About this task:
Out of the entries that follow, copy each line containing "louder".
****************************************
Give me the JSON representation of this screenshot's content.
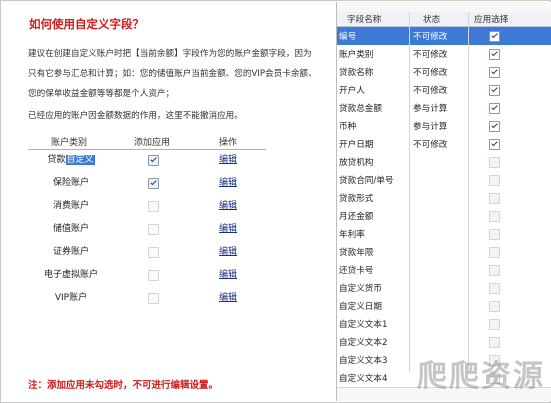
{
  "left": {
    "title": "如何使用自定义字段？",
    "desc1_l1": "建议在创建自定义账户时把【当前余额】字段作为您的账户金额字段，因为",
    "desc1_l2": "只有它参与汇总和计算；如：您的储值账户当前金额、您的VIP会员卡余额、",
    "desc1_l3": "您的保单收益金额等等都是个人资产；",
    "desc2": "已经应用的账户因金额数据的作用，这里不能撤消应用。",
    "headers": {
      "category": "账户类别",
      "add": "添加应用",
      "op": "操作"
    },
    "rows": [
      {
        "name_a": "贷款",
        "name_b": "自定义",
        "checked": true,
        "enabled": true,
        "edit": "编辑"
      },
      {
        "name": "保险账户",
        "checked": true,
        "enabled": true,
        "edit": "编辑"
      },
      {
        "name": "消费账户",
        "checked": false,
        "enabled": false,
        "edit": "编辑"
      },
      {
        "name": "储值账户",
        "checked": false,
        "enabled": false,
        "edit": "编辑"
      },
      {
        "name": "证券账户",
        "checked": false,
        "enabled": false,
        "edit": "编辑"
      },
      {
        "name": "电子虚拟账户",
        "checked": false,
        "enabled": false,
        "edit": "编辑"
      },
      {
        "name": "VIP账户",
        "checked": false,
        "enabled": false,
        "edit": "编辑"
      }
    ],
    "note": "注：添加应用未勾选时，不可进行编辑设置。"
  },
  "right": {
    "headers": {
      "field": "字段名称",
      "status": "状态",
      "apply": "应用选择"
    },
    "rows": [
      {
        "field": "编号",
        "status": "不可修改",
        "checked": true,
        "selected": true
      },
      {
        "field": "账户类别",
        "status": "不可修改",
        "checked": true
      },
      {
        "field": "贷款名称",
        "status": "不可修改",
        "checked": true
      },
      {
        "field": "开户人",
        "status": "不可修改",
        "checked": true
      },
      {
        "field": "贷款总金额",
        "status": "参与计算",
        "checked": true
      },
      {
        "field": "币种",
        "status": "参与计算",
        "checked": true
      },
      {
        "field": "开户日期",
        "status": "不可修改",
        "checked": true
      },
      {
        "field": "放贷机构",
        "status": "",
        "checked": false
      },
      {
        "field": "贷款合同/单号",
        "status": "",
        "checked": false
      },
      {
        "field": "贷款形式",
        "status": "",
        "checked": false
      },
      {
        "field": "月还金额",
        "status": "",
        "checked": false
      },
      {
        "field": "年利率",
        "status": "",
        "checked": false
      },
      {
        "field": "贷款年限",
        "status": "",
        "checked": false
      },
      {
        "field": "还贷卡号",
        "status": "",
        "checked": false
      },
      {
        "field": "自定义货币",
        "status": "",
        "checked": false
      },
      {
        "field": "自定义日期",
        "status": "",
        "checked": false
      },
      {
        "field": "自定义文本1",
        "status": "",
        "checked": false
      },
      {
        "field": "自定义文本2",
        "status": "",
        "checked": false
      },
      {
        "field": "自定义文本3",
        "status": "",
        "checked": false
      },
      {
        "field": "自定义文本4",
        "status": "",
        "checked": false
      }
    ]
  },
  "watermark": "爬爬资源"
}
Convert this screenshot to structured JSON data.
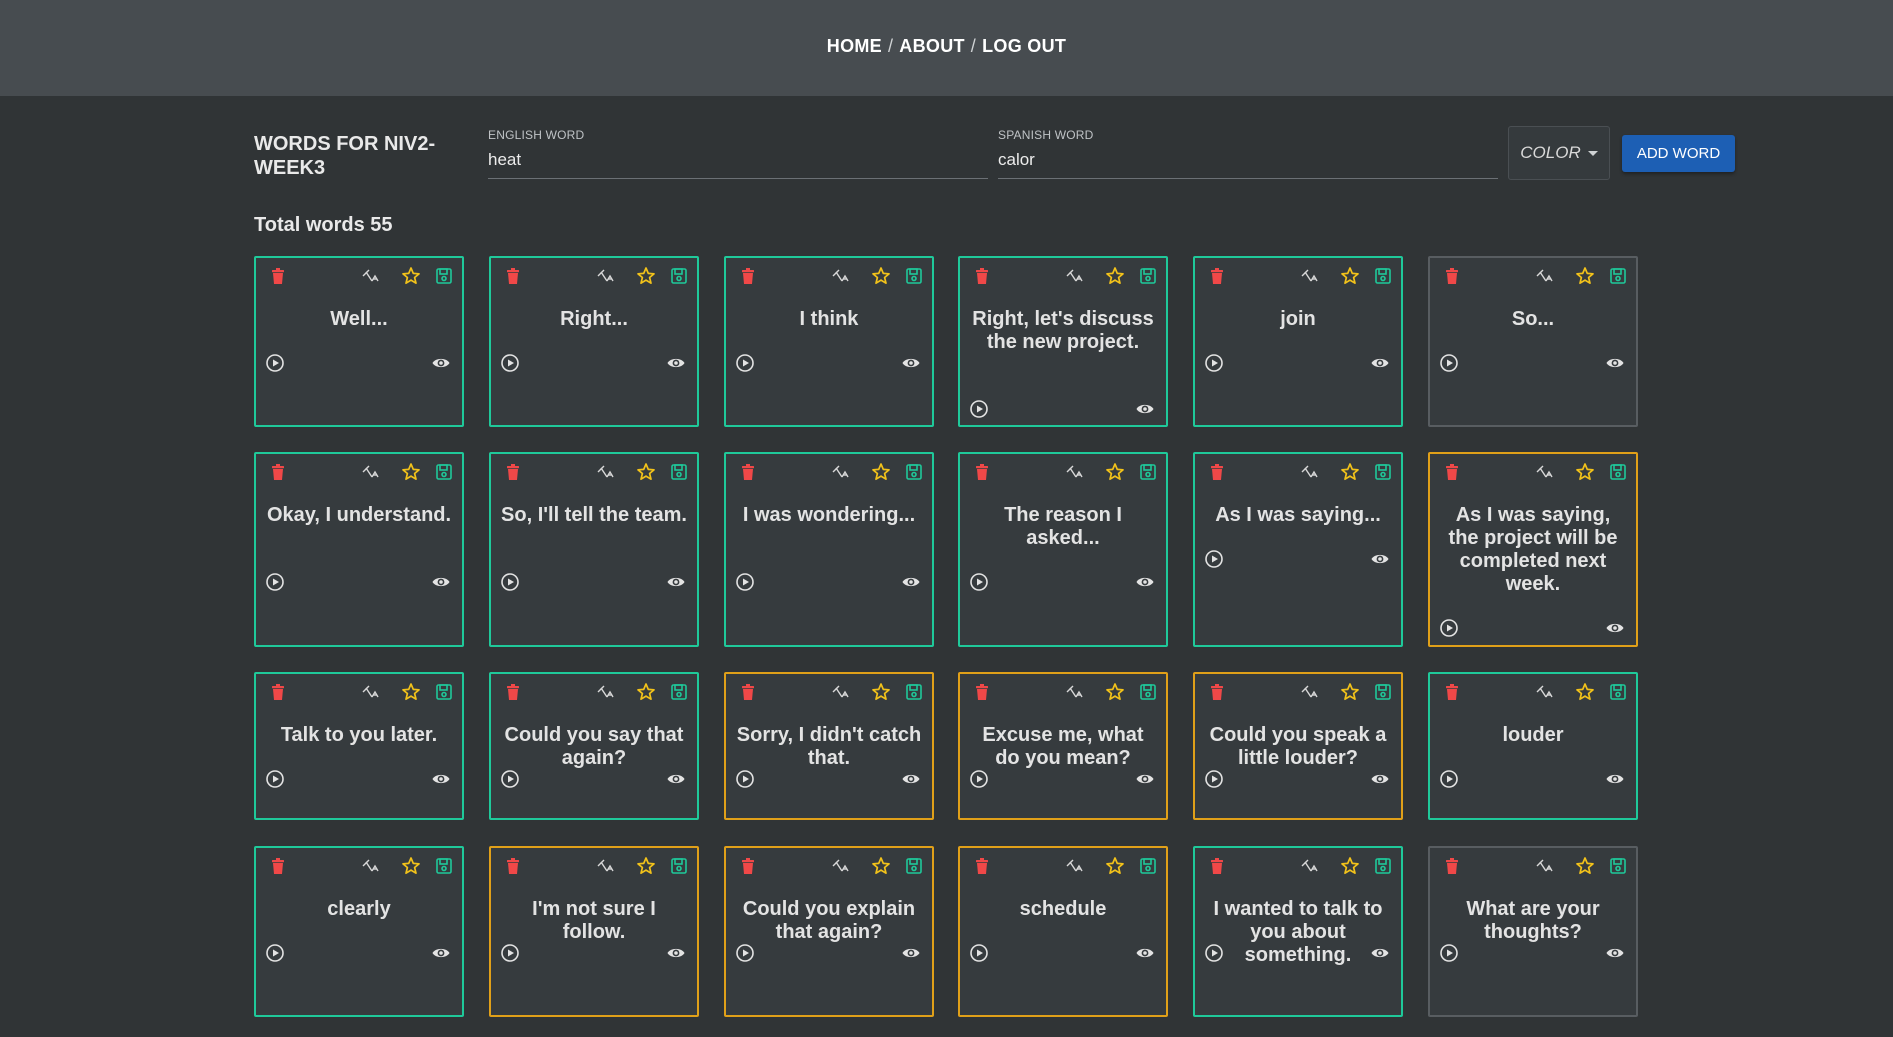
{
  "nav": {
    "home": "HOME",
    "about": "ABOUT",
    "logout": "LOG OUT",
    "separator": "/"
  },
  "form": {
    "title": "WORDS FOR NIV2-WEEK3",
    "english_label": "ENGLISH WORD",
    "english_value": "heat",
    "spanish_label": "SPANISH WORD",
    "spanish_value": "calor",
    "color_label": "COLOR",
    "add_label": "ADD WORD"
  },
  "total_words": "Total words 55",
  "colors": {
    "green": "#1fc99a",
    "orange": "#e0a019",
    "gray": "#585d61",
    "delete": "#f04848",
    "star": "#f2c21a",
    "save": "#1fc99a",
    "add_button": "#1d5fb4"
  },
  "cards": [
    {
      "word": "Well...",
      "color": "green"
    },
    {
      "word": "Right...",
      "color": "green"
    },
    {
      "word": "I think",
      "color": "green"
    },
    {
      "word": "Right, let's discuss the new project.",
      "color": "green"
    },
    {
      "word": "join",
      "color": "green"
    },
    {
      "word": "So...",
      "color": "gray"
    },
    {
      "word": "Okay, I understand.",
      "color": "green"
    },
    {
      "word": "So, I'll tell the team.",
      "color": "green"
    },
    {
      "word": "I was wondering...",
      "color": "green"
    },
    {
      "word": "The reason I asked...",
      "color": "green"
    },
    {
      "word": "As I was saying...",
      "color": "green"
    },
    {
      "word": "As I was saying, the project will be completed next week.",
      "color": "orange"
    },
    {
      "word": "Talk to you later.",
      "color": "green"
    },
    {
      "word": "Could you say that again?",
      "color": "green"
    },
    {
      "word": "Sorry, I didn't catch that.",
      "color": "orange"
    },
    {
      "word": "Excuse me, what do you mean?",
      "color": "orange"
    },
    {
      "word": "Could you speak a little louder?",
      "color": "orange"
    },
    {
      "word": "louder",
      "color": "green"
    },
    {
      "word": "clearly",
      "color": "green"
    },
    {
      "word": "I'm not sure I follow.",
      "color": "orange"
    },
    {
      "word": "Could you explain that again?",
      "color": "orange"
    },
    {
      "word": "schedule",
      "color": "orange"
    },
    {
      "word": "I wanted to talk to you about something.",
      "color": "green"
    },
    {
      "word": "What are your thoughts?",
      "color": "gray"
    }
  ]
}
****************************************
Answer below:
      "word": "Could you speak a little louder?",
      "word": "louder",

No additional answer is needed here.